* _THE TASK_
Among the entries below, determine how many lines contain the word "handle" and state only that figure.
INPUT DATA Block Start
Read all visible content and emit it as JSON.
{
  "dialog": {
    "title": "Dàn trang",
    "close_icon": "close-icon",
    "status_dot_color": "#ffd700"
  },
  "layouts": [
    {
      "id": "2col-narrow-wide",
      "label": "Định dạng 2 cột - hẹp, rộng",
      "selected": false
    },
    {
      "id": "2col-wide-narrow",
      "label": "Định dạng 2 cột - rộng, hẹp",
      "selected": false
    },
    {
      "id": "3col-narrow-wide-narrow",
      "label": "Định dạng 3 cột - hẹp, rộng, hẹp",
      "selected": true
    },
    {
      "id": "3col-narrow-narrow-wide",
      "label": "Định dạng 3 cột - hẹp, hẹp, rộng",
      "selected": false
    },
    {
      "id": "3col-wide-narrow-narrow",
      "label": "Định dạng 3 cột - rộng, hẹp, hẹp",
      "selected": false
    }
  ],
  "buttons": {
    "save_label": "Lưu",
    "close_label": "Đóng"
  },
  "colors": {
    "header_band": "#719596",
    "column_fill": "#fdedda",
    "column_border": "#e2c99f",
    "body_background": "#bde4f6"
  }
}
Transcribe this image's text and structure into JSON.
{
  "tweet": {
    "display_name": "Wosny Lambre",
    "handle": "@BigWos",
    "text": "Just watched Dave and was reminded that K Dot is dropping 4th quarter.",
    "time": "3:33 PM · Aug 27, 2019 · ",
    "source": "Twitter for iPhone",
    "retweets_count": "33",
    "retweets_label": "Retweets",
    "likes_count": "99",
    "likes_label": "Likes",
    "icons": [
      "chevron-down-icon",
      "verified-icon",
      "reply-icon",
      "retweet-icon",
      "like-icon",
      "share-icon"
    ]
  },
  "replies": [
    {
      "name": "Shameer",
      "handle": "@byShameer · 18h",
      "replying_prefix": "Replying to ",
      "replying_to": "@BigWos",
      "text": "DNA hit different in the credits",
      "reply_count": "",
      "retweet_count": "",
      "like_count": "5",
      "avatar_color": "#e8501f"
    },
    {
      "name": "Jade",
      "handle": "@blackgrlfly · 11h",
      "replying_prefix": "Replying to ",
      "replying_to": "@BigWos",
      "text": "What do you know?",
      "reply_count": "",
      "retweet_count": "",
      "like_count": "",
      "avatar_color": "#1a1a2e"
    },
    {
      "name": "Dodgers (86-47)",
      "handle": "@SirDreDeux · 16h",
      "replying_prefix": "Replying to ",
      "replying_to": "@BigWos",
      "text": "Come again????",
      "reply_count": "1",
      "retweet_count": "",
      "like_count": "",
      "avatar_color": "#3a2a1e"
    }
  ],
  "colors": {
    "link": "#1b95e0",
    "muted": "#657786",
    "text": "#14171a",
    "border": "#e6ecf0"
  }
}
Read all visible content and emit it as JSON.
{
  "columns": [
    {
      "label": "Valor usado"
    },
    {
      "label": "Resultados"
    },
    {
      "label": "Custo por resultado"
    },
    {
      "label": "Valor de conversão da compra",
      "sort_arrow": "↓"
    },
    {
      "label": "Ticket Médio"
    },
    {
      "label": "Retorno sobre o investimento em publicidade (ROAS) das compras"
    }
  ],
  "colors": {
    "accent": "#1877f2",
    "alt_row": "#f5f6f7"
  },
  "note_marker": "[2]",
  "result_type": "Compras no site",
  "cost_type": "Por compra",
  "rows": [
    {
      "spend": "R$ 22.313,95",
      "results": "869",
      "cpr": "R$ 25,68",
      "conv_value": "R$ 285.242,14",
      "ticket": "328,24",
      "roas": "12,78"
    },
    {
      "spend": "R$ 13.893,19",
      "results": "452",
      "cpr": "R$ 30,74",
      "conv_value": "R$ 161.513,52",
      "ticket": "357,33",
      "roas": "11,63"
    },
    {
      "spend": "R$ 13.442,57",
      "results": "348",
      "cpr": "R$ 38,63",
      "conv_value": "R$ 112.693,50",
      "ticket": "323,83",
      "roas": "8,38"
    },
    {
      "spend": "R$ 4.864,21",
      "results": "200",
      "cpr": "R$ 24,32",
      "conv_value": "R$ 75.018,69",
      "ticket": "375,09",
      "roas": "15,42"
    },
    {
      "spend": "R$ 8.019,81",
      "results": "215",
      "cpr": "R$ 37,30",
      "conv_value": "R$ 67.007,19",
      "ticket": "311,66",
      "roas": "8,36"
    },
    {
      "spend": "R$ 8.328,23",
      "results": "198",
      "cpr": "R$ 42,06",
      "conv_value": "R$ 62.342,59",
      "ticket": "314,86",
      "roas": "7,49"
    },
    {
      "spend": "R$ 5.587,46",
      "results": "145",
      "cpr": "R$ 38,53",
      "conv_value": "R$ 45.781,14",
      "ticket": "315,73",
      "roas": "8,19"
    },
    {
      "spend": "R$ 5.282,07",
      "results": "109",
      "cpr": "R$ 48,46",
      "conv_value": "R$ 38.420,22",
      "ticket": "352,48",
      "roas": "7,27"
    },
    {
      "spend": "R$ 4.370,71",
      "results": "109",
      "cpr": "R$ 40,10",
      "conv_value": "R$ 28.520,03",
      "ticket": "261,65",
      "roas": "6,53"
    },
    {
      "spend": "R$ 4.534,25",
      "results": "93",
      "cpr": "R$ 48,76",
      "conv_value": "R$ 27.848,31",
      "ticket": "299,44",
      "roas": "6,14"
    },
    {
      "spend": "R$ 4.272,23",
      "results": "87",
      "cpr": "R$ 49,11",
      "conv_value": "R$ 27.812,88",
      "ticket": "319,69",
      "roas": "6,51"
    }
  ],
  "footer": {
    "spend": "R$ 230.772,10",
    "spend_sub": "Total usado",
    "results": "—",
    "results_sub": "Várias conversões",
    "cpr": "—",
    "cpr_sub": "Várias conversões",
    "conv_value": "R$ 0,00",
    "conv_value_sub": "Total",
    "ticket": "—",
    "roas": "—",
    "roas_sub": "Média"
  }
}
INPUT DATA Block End
* _PROBLEM SOLUTION_
4